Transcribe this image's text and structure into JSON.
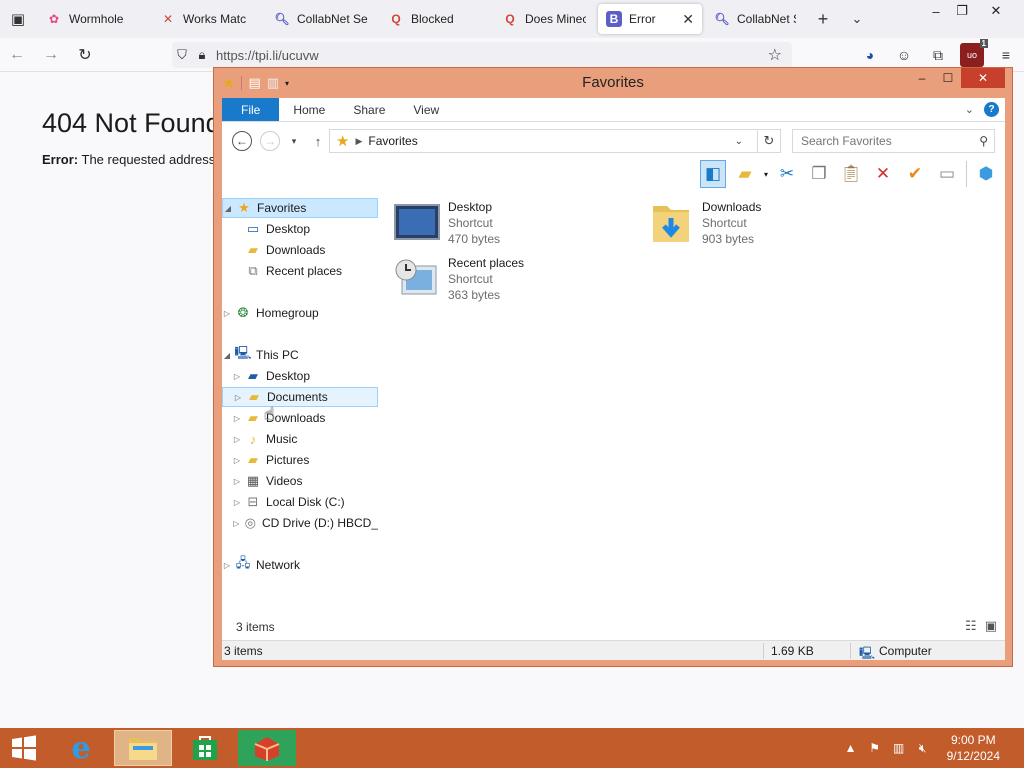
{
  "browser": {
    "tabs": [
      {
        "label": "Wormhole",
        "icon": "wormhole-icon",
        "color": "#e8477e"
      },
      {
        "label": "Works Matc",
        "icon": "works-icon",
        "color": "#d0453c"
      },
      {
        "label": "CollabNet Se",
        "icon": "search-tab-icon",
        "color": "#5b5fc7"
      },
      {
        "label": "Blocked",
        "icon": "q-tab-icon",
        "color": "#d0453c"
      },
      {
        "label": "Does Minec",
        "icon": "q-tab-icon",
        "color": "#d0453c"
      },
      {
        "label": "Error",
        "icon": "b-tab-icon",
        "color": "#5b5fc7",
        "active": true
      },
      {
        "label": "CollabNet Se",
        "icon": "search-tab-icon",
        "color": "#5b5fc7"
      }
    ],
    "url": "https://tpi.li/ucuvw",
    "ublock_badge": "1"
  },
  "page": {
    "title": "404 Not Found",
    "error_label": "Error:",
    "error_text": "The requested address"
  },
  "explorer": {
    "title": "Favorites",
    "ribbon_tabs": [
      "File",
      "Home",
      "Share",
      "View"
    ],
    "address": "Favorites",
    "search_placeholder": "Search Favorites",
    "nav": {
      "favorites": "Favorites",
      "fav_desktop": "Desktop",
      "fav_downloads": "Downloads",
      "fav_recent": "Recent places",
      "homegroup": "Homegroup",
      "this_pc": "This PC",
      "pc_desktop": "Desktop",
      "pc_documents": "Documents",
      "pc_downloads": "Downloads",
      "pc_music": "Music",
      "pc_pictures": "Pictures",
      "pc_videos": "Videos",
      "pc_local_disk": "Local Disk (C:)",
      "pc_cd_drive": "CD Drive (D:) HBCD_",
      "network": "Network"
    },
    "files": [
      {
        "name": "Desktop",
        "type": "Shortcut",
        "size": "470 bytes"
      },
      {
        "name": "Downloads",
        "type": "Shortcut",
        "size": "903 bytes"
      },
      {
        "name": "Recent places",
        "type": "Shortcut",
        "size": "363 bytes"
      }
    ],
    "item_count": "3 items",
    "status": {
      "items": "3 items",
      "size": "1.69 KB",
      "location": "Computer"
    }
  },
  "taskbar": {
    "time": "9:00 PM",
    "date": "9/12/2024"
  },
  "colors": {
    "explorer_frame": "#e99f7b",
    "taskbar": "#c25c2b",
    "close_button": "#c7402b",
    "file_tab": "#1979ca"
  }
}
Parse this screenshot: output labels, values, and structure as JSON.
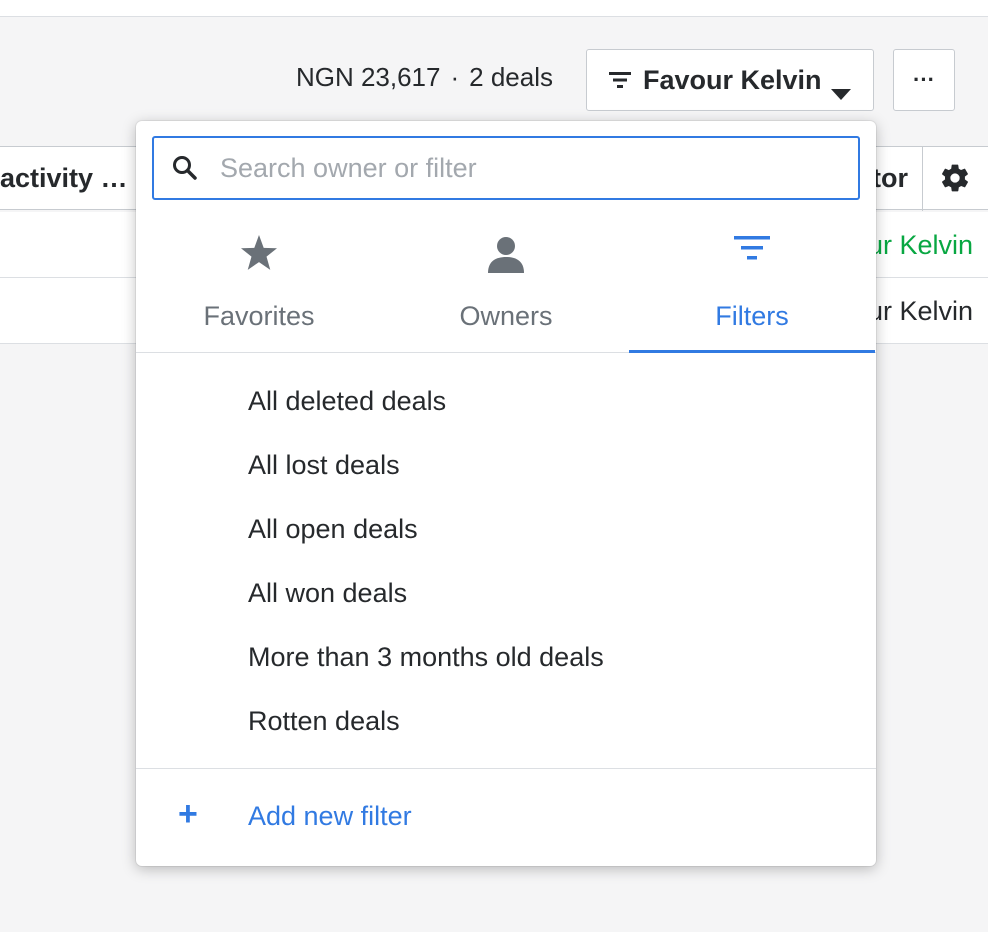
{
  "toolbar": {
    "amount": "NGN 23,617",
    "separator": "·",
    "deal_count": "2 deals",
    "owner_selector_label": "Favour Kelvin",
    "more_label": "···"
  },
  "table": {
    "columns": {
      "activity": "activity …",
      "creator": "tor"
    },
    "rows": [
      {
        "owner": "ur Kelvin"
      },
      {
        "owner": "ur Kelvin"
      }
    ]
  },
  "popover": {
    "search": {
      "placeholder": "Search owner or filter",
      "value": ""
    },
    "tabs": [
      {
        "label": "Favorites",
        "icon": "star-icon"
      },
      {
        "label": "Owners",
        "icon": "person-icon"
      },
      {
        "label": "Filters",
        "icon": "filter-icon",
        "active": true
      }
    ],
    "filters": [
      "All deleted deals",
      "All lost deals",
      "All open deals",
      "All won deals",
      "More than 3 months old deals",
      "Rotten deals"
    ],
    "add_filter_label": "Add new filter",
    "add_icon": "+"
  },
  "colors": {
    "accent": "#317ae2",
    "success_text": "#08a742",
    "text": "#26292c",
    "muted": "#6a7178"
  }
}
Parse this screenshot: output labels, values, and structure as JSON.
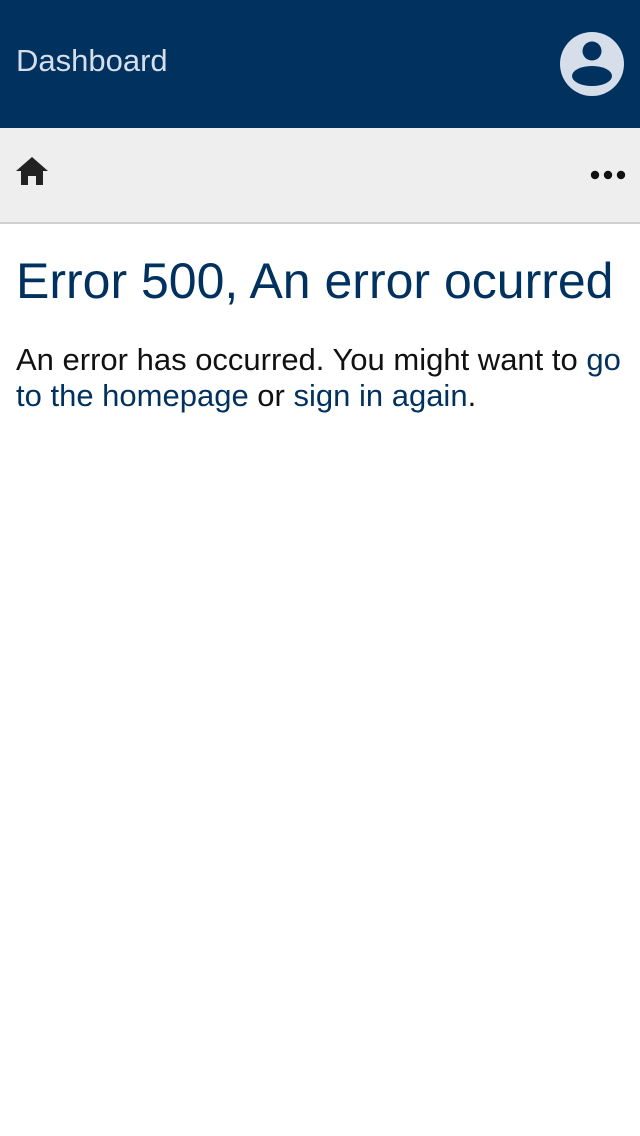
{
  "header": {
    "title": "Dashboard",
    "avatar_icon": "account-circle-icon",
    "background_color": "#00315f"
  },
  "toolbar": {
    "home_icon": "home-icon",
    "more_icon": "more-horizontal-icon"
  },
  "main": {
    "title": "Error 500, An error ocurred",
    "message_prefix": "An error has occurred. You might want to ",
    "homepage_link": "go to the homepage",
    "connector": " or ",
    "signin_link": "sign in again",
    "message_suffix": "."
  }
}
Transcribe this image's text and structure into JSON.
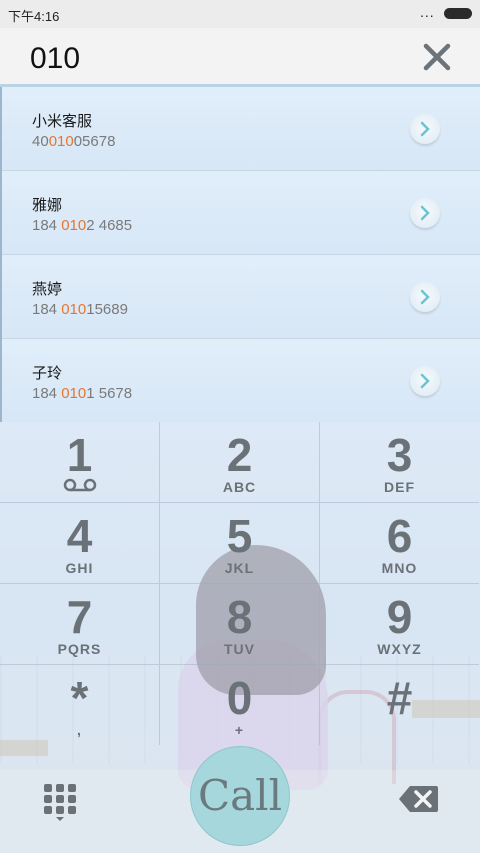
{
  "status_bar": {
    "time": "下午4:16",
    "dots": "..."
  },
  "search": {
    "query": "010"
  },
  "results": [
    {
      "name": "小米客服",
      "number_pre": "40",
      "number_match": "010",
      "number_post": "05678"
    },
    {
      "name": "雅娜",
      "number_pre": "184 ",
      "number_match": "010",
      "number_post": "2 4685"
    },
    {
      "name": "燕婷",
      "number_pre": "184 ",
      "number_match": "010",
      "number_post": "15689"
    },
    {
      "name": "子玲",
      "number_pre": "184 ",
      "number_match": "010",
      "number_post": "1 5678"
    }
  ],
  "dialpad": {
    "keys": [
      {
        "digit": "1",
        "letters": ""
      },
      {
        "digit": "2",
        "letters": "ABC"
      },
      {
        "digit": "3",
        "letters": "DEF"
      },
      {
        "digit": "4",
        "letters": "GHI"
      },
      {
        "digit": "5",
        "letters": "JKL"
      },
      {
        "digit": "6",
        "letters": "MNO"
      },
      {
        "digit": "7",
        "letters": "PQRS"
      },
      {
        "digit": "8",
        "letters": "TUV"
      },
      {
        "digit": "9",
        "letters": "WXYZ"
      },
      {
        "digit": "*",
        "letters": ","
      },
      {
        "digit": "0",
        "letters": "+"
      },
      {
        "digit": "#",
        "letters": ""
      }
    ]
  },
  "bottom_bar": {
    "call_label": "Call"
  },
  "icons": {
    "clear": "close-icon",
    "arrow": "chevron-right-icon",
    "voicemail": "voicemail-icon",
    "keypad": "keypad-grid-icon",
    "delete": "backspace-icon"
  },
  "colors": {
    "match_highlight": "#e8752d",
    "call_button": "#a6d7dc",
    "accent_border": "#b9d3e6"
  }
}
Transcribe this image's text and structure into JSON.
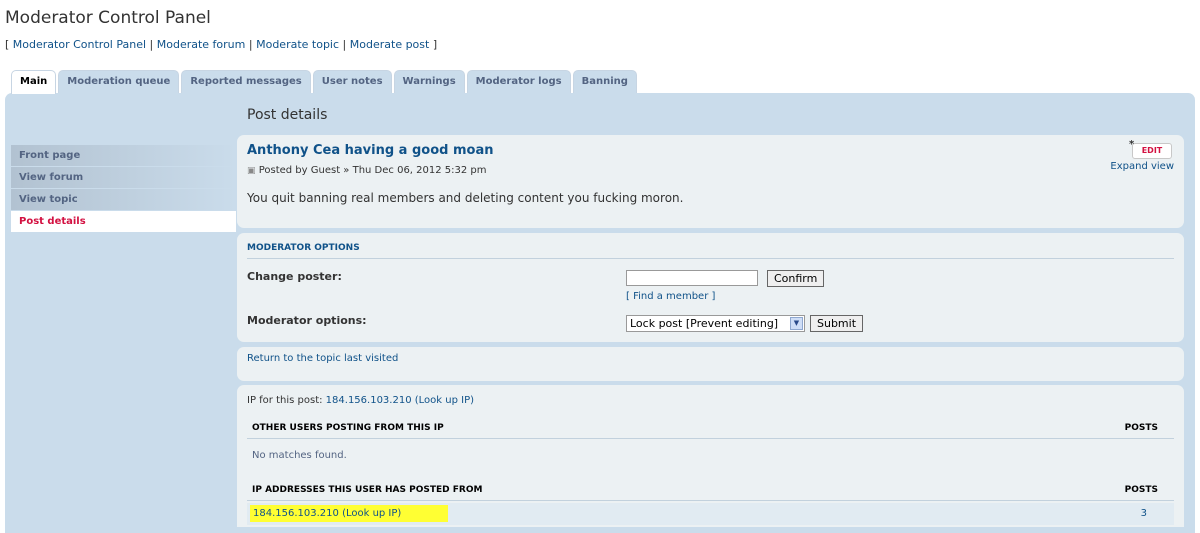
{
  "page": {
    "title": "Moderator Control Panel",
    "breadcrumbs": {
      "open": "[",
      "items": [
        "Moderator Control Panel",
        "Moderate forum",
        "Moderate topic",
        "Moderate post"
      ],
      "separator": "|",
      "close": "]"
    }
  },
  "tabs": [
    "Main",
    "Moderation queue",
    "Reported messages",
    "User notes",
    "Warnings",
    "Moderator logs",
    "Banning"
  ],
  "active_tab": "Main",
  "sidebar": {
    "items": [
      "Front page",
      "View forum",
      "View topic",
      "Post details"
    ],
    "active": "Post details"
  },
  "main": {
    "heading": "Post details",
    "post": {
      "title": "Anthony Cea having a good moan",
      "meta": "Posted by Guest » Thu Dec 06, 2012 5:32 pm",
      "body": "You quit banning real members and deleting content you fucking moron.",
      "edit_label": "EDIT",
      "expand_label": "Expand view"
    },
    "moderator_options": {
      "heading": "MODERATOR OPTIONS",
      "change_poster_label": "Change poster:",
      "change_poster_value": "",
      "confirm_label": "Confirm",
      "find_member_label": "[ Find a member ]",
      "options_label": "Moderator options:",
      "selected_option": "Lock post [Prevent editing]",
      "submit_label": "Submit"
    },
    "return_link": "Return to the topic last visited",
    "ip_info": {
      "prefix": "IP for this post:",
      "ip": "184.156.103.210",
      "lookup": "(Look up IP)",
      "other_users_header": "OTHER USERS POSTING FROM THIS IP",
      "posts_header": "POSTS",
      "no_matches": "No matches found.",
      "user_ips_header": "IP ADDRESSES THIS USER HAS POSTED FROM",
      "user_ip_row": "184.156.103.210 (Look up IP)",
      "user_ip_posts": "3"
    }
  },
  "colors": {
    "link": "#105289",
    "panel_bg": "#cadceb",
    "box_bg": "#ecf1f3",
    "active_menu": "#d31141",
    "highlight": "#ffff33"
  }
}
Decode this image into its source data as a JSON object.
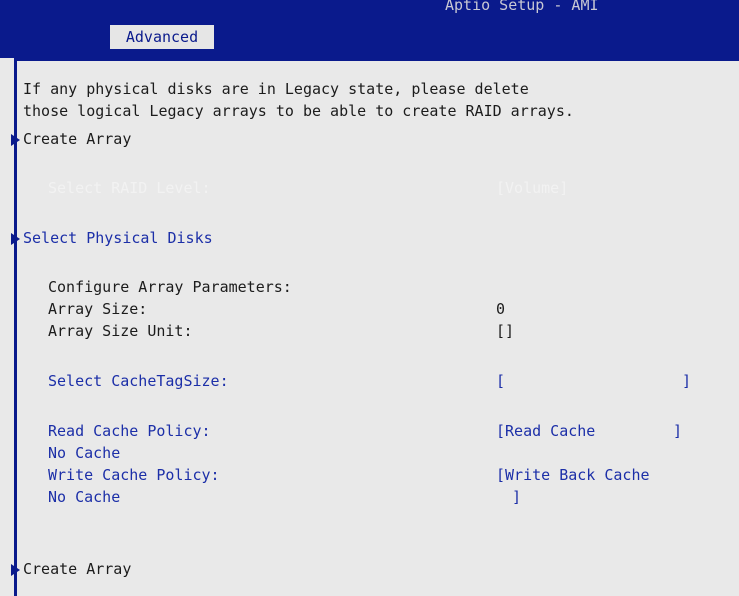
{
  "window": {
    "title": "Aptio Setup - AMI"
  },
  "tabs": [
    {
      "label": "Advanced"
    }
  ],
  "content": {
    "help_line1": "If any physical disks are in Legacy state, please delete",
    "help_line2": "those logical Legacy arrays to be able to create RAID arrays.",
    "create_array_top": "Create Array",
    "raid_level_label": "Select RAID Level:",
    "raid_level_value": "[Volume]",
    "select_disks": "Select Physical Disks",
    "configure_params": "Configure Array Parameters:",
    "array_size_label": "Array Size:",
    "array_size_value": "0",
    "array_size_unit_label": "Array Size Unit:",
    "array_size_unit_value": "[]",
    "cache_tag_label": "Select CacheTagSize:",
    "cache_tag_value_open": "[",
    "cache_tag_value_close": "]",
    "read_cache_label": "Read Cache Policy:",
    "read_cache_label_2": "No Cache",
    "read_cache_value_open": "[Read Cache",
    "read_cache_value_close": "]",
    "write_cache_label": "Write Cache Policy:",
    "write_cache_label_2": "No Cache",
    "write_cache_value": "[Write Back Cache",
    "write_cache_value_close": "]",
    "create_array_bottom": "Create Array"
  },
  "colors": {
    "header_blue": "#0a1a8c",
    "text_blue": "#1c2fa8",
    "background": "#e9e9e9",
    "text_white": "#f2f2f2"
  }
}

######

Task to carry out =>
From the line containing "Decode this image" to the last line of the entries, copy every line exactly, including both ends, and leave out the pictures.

Response to this exercise =>
Decode this image into its source data as a JSON object.
{
  "window": {
    "title": "Aptio Setup - AMI"
  },
  "tabs": [
    {
      "label": "Advanced"
    }
  ],
  "content": {
    "help_line1": "If any physical disks are in Legacy state, please delete",
    "help_line2": "those logical Legacy arrays to be able to create RAID arrays.",
    "create_array_top": "Create Array",
    "raid_level_label": "Select RAID Level:",
    "raid_level_value": "[Volume]",
    "select_disks": "Select Physical Disks",
    "configure_params": "Configure Array Parameters:",
    "array_size_label": "Array Size:",
    "array_size_value": "0",
    "array_size_unit_label": "Array Size Unit:",
    "array_size_unit_value": "[]",
    "cache_tag_label": "Select CacheTagSize:",
    "cache_tag_value_open": "[",
    "cache_tag_value_close": "]",
    "read_cache_label": "Read Cache Policy:",
    "read_cache_label_2": "No Cache",
    "read_cache_value_open": "[Read Cache",
    "read_cache_value_close": "]",
    "write_cache_label": "Write Cache Policy:",
    "write_cache_label_2": "No Cache",
    "write_cache_value": "[Write Back Cache",
    "write_cache_value_close": "]",
    "create_array_bottom": "Create Array"
  },
  "colors": {
    "header_blue": "#0a1a8c",
    "text_blue": "#1c2fa8",
    "background": "#e9e9e9",
    "text_white": "#f2f2f2"
  }
}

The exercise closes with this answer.